> _Your goal_
Type the records that follow again exactly as written, but drop the pictures.

Dataset excerpts
********
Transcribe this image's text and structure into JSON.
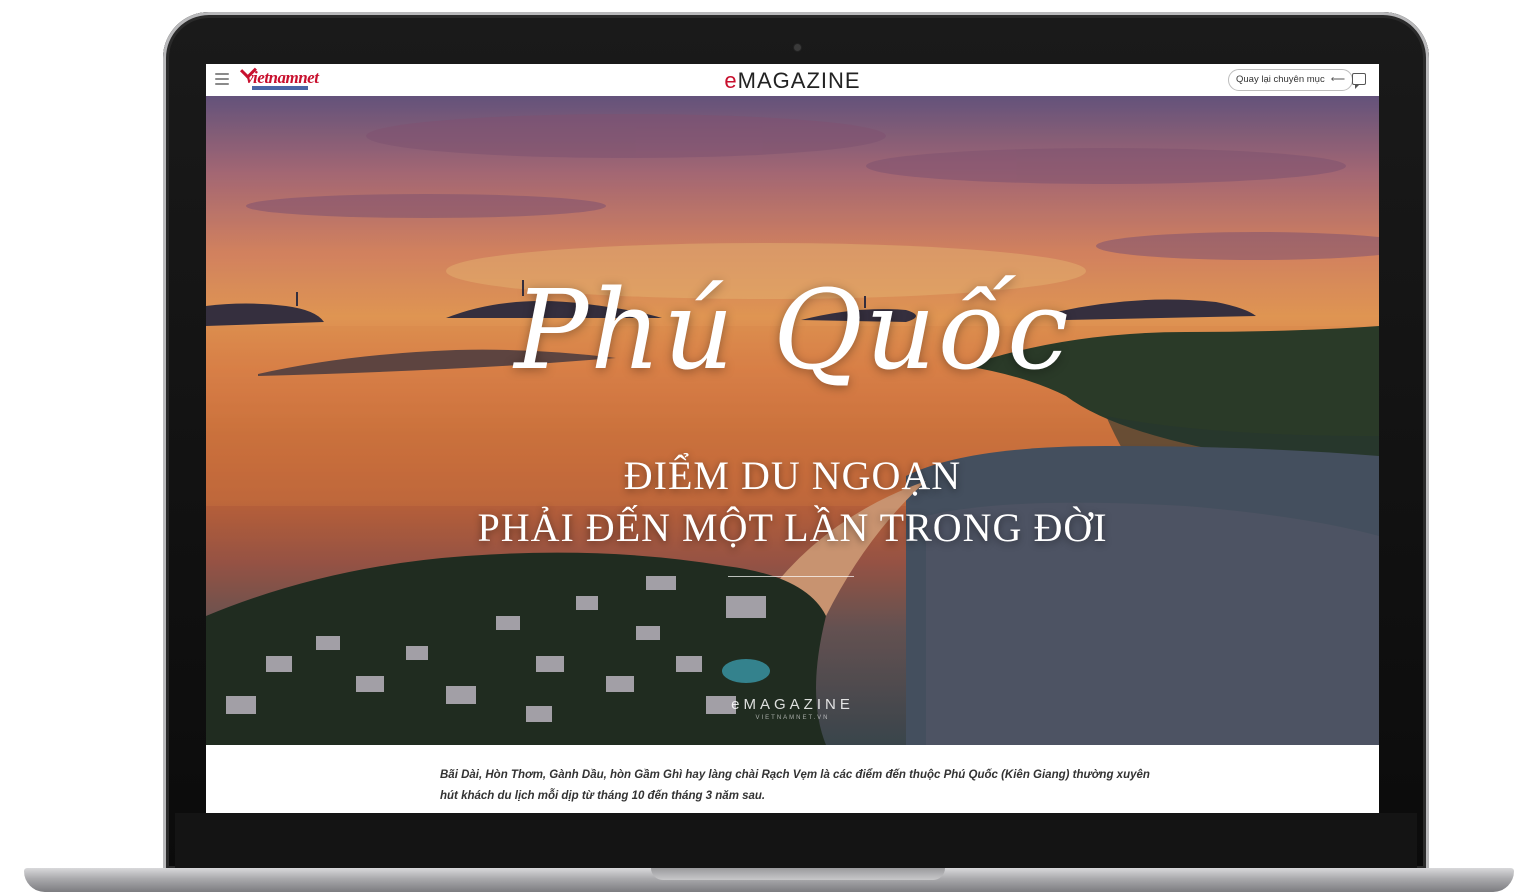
{
  "header": {
    "logo_text": "vietnamnet",
    "brand_prefix": "e",
    "brand_rest": "MAGAZINE",
    "back_label": "Quay lại chuyên mục",
    "back_arrow": "⟵",
    "icons": {
      "menu": "hamburger-icon",
      "comment": "comment-icon",
      "back": "arrow-left-icon"
    }
  },
  "hero": {
    "script_title": "Phú Quốc",
    "subtitle_line1": "ĐIỂM DU NGOẠN",
    "subtitle_line2": "PHẢI ĐẾN MỘT LẦN TRONG ĐỜI",
    "watermark": "eMAGAZINE",
    "watermark_sub": "VIETNAMNET.VN"
  },
  "lead": "Bãi Dài, Hòn Thơm, Gành Dầu, hòn Gầm Ghì hay làng chài Rạch Vẹm là các điểm đến thuộc Phú Quốc (Kiên Giang) thường xuyên hút khách du lịch mỗi dịp từ tháng 10 đến tháng 3 năm sau.",
  "colors": {
    "brand_red": "#c8102e",
    "text": "#333333",
    "frame": "#111111"
  }
}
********
> _Exercise response_
Transcribe this image's text and structure into JSON.
{
  "header": {
    "logo_text": "vietnamnet",
    "brand_prefix": "e",
    "brand_rest": "MAGAZINE",
    "back_label": "Quay lại chuyên mục",
    "back_arrow": "⟵",
    "icons": {
      "menu": "hamburger-icon",
      "comment": "comment-icon",
      "back": "arrow-left-icon"
    }
  },
  "hero": {
    "script_title": "Phú Quốc",
    "subtitle_line1": "ĐIỂM DU NGOẠN",
    "subtitle_line2": "PHẢI ĐẾN MỘT LẦN TRONG ĐỜI",
    "watermark": "eMAGAZINE",
    "watermark_sub": "VIETNAMNET.VN"
  },
  "lead": "Bãi Dài, Hòn Thơm, Gành Dầu, hòn Gầm Ghì hay làng chài Rạch Vẹm là các điểm đến thuộc Phú Quốc (Kiên Giang) thường xuyên hút khách du lịch mỗi dịp từ tháng 10 đến tháng 3 năm sau.",
  "colors": {
    "brand_red": "#c8102e",
    "text": "#333333",
    "frame": "#111111"
  }
}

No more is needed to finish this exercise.